* WORK INSTRUCTIONS: Write the records out exactly as they read, but not the pictures.

* INPUT FOR THIS TASK:
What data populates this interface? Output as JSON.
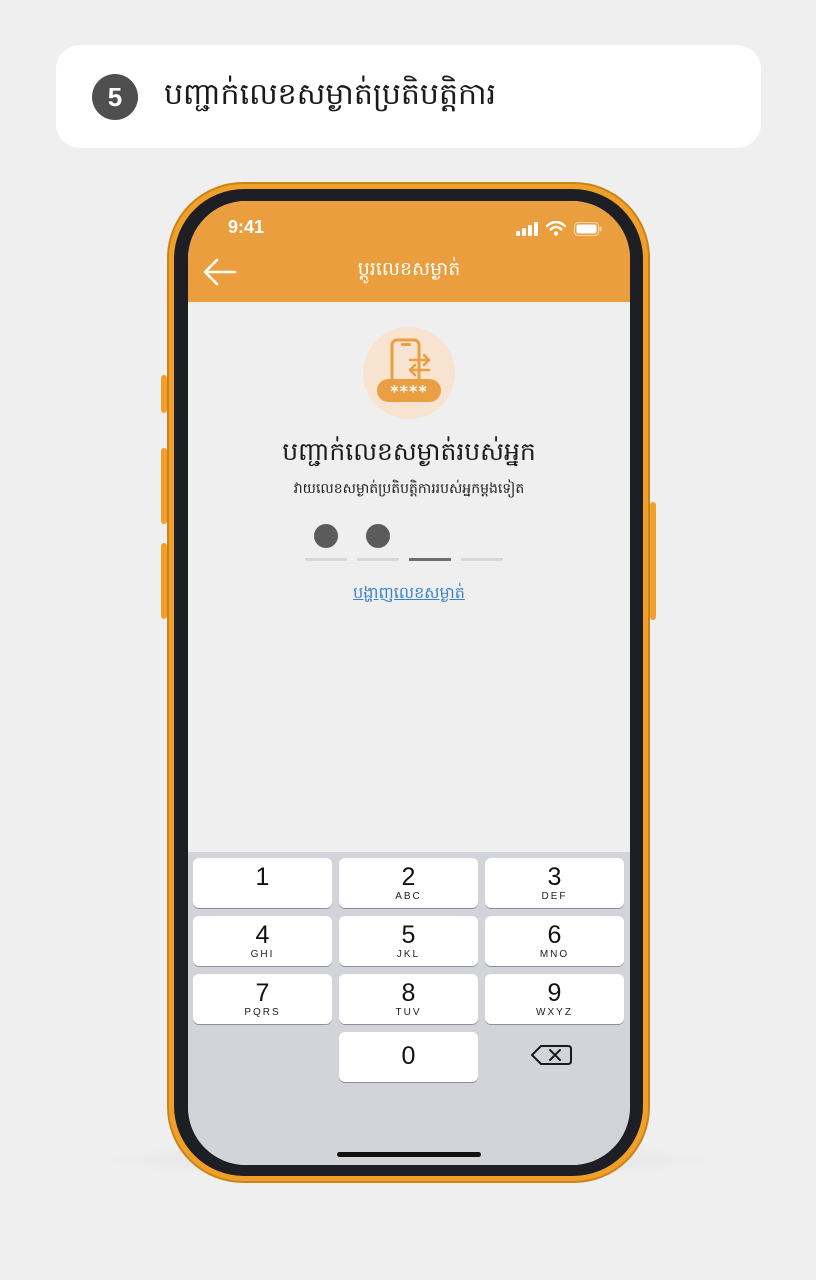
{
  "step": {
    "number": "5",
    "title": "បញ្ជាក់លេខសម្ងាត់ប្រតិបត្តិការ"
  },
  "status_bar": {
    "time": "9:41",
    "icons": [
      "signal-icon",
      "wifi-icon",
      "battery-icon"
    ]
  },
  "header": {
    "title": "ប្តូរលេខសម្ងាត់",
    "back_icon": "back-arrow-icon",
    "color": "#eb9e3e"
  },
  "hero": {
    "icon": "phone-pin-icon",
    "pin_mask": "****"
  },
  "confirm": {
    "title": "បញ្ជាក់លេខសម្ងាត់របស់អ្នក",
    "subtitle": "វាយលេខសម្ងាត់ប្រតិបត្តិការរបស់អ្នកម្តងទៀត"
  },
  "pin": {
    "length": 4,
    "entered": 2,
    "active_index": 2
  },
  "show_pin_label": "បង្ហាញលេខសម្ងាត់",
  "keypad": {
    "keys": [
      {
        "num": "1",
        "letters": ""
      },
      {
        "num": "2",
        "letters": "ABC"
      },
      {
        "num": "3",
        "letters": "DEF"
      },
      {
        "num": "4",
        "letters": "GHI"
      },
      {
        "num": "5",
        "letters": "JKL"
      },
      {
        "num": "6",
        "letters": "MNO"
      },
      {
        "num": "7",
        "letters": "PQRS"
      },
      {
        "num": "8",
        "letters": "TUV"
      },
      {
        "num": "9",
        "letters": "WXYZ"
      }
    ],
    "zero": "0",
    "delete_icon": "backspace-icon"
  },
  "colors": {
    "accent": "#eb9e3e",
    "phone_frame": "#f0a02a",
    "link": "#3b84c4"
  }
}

* EXERCISE SOLUTION:
What data populates this interface? Output as JSON.
{
  "step": {
    "number": "5",
    "title": "បញ្ជាក់លេខសម្ងាត់ប្រតិបត្តិការ"
  },
  "status_bar": {
    "time": "9:41",
    "icons": [
      "signal-icon",
      "wifi-icon",
      "battery-icon"
    ]
  },
  "header": {
    "title": "ប្តូរលេខសម្ងាត់",
    "back_icon": "back-arrow-icon",
    "color": "#eb9e3e"
  },
  "hero": {
    "icon": "phone-pin-icon",
    "pin_mask": "****"
  },
  "confirm": {
    "title": "បញ្ជាក់លេខសម្ងាត់របស់អ្នក",
    "subtitle": "វាយលេខសម្ងាត់ប្រតិបត្តិការរបស់អ្នកម្តងទៀត"
  },
  "pin": {
    "length": 4,
    "entered": 2,
    "active_index": 2
  },
  "show_pin_label": "បង្ហាញលេខសម្ងាត់",
  "keypad": {
    "keys": [
      {
        "num": "1",
        "letters": ""
      },
      {
        "num": "2",
        "letters": "ABC"
      },
      {
        "num": "3",
        "letters": "DEF"
      },
      {
        "num": "4",
        "letters": "GHI"
      },
      {
        "num": "5",
        "letters": "JKL"
      },
      {
        "num": "6",
        "letters": "MNO"
      },
      {
        "num": "7",
        "letters": "PQRS"
      },
      {
        "num": "8",
        "letters": "TUV"
      },
      {
        "num": "9",
        "letters": "WXYZ"
      }
    ],
    "zero": "0",
    "delete_icon": "backspace-icon"
  },
  "colors": {
    "accent": "#eb9e3e",
    "phone_frame": "#f0a02a",
    "link": "#3b84c4"
  }
}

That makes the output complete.